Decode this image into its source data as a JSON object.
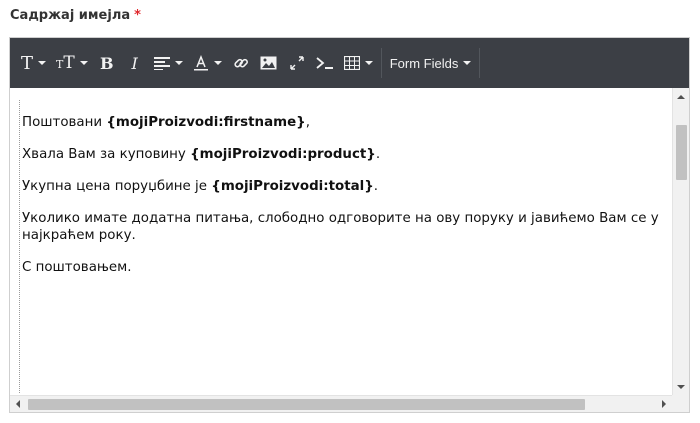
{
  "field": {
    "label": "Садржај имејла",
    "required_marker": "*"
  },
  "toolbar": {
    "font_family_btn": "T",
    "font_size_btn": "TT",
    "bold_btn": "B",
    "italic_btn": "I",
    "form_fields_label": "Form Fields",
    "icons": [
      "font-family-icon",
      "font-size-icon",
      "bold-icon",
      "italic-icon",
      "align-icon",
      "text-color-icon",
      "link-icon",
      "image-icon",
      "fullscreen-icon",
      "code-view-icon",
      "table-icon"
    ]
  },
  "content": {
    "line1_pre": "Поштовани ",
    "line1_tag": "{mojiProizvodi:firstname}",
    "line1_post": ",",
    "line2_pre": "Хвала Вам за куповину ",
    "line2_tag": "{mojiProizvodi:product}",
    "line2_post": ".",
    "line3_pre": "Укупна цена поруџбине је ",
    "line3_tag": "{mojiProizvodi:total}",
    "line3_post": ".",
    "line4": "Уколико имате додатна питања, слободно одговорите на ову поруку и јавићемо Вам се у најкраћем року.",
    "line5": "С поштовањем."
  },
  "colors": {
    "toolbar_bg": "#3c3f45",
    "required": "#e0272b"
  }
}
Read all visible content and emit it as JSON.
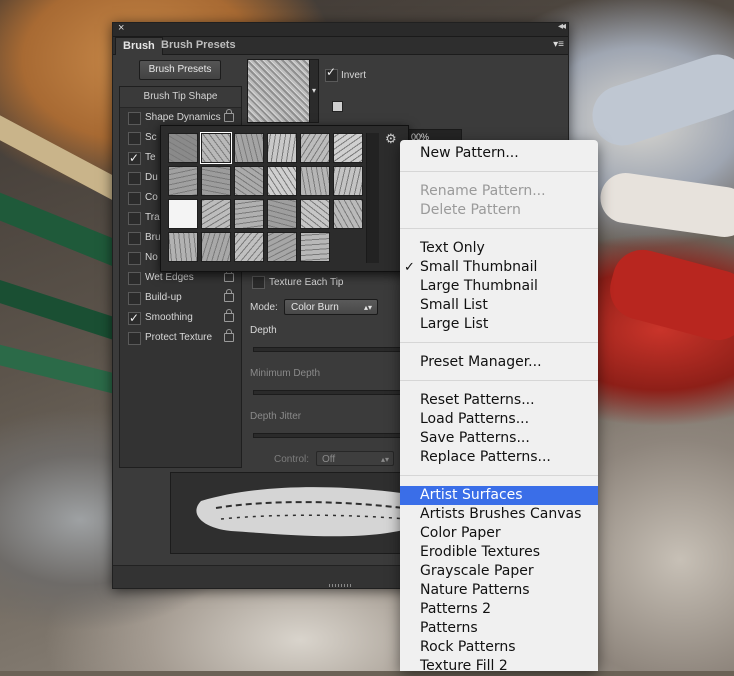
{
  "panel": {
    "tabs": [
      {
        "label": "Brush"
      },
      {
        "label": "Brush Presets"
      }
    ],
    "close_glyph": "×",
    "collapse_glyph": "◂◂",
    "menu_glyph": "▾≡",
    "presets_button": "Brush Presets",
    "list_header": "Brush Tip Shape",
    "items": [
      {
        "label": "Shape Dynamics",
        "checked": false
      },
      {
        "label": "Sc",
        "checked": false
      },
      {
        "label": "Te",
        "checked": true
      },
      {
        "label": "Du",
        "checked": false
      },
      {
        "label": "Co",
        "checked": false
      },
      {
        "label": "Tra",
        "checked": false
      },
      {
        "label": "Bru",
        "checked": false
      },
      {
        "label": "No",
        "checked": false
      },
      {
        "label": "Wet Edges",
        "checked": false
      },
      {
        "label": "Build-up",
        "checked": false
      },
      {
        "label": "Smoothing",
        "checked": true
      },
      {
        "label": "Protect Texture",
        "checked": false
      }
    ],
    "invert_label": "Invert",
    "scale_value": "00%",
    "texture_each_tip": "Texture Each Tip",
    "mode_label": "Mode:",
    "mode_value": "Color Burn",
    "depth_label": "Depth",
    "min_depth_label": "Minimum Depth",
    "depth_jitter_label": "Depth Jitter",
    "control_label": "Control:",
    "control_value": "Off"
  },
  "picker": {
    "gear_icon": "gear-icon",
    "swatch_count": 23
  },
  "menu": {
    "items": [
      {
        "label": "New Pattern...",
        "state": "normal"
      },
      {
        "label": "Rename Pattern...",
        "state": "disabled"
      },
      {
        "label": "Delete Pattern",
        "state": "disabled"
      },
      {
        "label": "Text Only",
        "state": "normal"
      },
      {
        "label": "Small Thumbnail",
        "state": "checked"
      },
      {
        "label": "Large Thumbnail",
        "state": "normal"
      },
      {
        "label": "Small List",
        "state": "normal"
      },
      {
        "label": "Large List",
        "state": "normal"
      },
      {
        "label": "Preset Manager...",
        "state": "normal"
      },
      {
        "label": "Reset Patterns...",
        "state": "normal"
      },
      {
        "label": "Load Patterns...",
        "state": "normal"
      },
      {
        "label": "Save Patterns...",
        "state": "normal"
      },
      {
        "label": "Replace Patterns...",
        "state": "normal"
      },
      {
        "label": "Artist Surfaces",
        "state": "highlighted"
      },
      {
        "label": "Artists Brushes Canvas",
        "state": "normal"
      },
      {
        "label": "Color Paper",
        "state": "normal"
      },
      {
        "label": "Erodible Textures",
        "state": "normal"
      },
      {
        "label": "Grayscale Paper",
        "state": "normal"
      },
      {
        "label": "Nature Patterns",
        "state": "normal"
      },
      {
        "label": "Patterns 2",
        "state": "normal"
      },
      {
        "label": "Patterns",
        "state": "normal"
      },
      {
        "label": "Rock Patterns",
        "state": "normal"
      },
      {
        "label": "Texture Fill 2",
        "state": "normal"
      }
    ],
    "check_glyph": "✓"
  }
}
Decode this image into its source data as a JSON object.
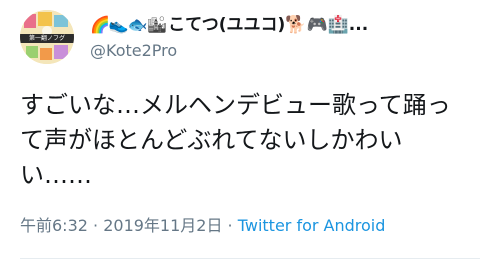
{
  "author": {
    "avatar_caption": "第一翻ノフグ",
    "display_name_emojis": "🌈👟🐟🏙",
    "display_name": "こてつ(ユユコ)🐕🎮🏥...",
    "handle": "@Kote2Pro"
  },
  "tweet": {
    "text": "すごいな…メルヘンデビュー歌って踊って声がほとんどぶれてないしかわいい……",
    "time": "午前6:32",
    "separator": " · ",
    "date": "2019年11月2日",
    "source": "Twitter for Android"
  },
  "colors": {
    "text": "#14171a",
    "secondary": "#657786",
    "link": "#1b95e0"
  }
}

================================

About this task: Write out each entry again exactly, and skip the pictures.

Written response:
Decode this image into its source data as a JSON object.
{
  "field": {
    "label": "Садржај имејла",
    "required_marker": "*"
  },
  "toolbar": {
    "font_family_btn": "T",
    "font_size_btn": "TT",
    "bold_btn": "B",
    "italic_btn": "I",
    "form_fields_label": "Form Fields",
    "icons": [
      "font-family-icon",
      "font-size-icon",
      "bold-icon",
      "italic-icon",
      "align-icon",
      "text-color-icon",
      "link-icon",
      "image-icon",
      "fullscreen-icon",
      "code-view-icon",
      "table-icon"
    ]
  },
  "content": {
    "line1_pre": "Поштовани ",
    "line1_tag": "{mojiProizvodi:firstname}",
    "line1_post": ",",
    "line2_pre": "Хвала Вам за куповину ",
    "line2_tag": "{mojiProizvodi:product}",
    "line2_post": ".",
    "line3_pre": "Укупна цена поруџбине је ",
    "line3_tag": "{mojiProizvodi:total}",
    "line3_post": ".",
    "line4": "Уколико имате додатна питања, слободно одговорите на ову поруку и јавићемо Вам се у најкраћем року.",
    "line5": "С поштовањем."
  },
  "colors": {
    "toolbar_bg": "#3c3f45",
    "required": "#e0272b"
  }
}
Read all visible content and emit it as JSON.
{
  "panel": {
    "tabs": [
      {
        "label": "Brush"
      },
      {
        "label": "Brush Presets"
      }
    ],
    "close_glyph": "×",
    "collapse_glyph": "◂◂",
    "menu_glyph": "▾≡",
    "presets_button": "Brush Presets",
    "list_header": "Brush Tip Shape",
    "items": [
      {
        "label": "Shape Dynamics",
        "checked": false
      },
      {
        "label": "Sc",
        "checked": false
      },
      {
        "label": "Te",
        "checked": true
      },
      {
        "label": "Du",
        "checked": false
      },
      {
        "label": "Co",
        "checked": false
      },
      {
        "label": "Tra",
        "checked": false
      },
      {
        "label": "Bru",
        "checked": false
      },
      {
        "label": "No",
        "checked": false
      },
      {
        "label": "Wet Edges",
        "checked": false
      },
      {
        "label": "Build-up",
        "checked": false
      },
      {
        "label": "Smoothing",
        "checked": true
      },
      {
        "label": "Protect Texture",
        "checked": false
      }
    ],
    "invert_label": "Invert",
    "scale_value": "00%",
    "texture_each_tip": "Texture Each Tip",
    "mode_label": "Mode:",
    "mode_value": "Color Burn",
    "depth_label": "Depth",
    "min_depth_label": "Minimum Depth",
    "depth_jitter_label": "Depth Jitter",
    "control_label": "Control:",
    "control_value": "Off"
  },
  "picker": {
    "gear_icon": "gear-icon",
    "swatch_count": 23
  },
  "menu": {
    "items": [
      {
        "label": "New Pattern...",
        "state": "normal"
      },
      {
        "label": "Rename Pattern...",
        "state": "disabled"
      },
      {
        "label": "Delete Pattern",
        "state": "disabled"
      },
      {
        "label": "Text Only",
        "state": "normal"
      },
      {
        "label": "Small Thumbnail",
        "state": "checked"
      },
      {
        "label": "Large Thumbnail",
        "state": "normal"
      },
      {
        "label": "Small List",
        "state": "normal"
      },
      {
        "label": "Large List",
        "state": "normal"
      },
      {
        "label": "Preset Manager...",
        "state": "normal"
      },
      {
        "label": "Reset Patterns...",
        "state": "normal"
      },
      {
        "label": "Load Patterns...",
        "state": "normal"
      },
      {
        "label": "Save Patterns...",
        "state": "normal"
      },
      {
        "label": "Replace Patterns...",
        "state": "normal"
      },
      {
        "label": "Artist Surfaces",
        "state": "highlighted"
      },
      {
        "label": "Artists Brushes Canvas",
        "state": "normal"
      },
      {
        "label": "Color Paper",
        "state": "normal"
      },
      {
        "label": "Erodible Textures",
        "state": "normal"
      },
      {
        "label": "Grayscale Paper",
        "state": "normal"
      },
      {
        "label": "Nature Patterns",
        "state": "normal"
      },
      {
        "label": "Patterns 2",
        "state": "normal"
      },
      {
        "label": "Patterns",
        "state": "normal"
      },
      {
        "label": "Rock Patterns",
        "state": "normal"
      },
      {
        "label": "Texture Fill 2",
        "state": "normal"
      }
    ],
    "check_glyph": "✓"
  }
}
Decode this image into its source data as a JSON object.
{
  "author": {
    "avatar_caption": "第一翻ノフグ",
    "display_name_emojis": "🌈👟🐟🏙",
    "display_name": "こてつ(ユユコ)🐕🎮🏥...",
    "handle": "@Kote2Pro"
  },
  "tweet": {
    "text": "すごいな…メルヘンデビュー歌って踊って声がほとんどぶれてないしかわいい……",
    "time": "午前6:32",
    "separator": " · ",
    "date": "2019年11月2日",
    "source": "Twitter for Android"
  },
  "colors": {
    "text": "#14171a",
    "secondary": "#657786",
    "link": "#1b95e0"
  }
}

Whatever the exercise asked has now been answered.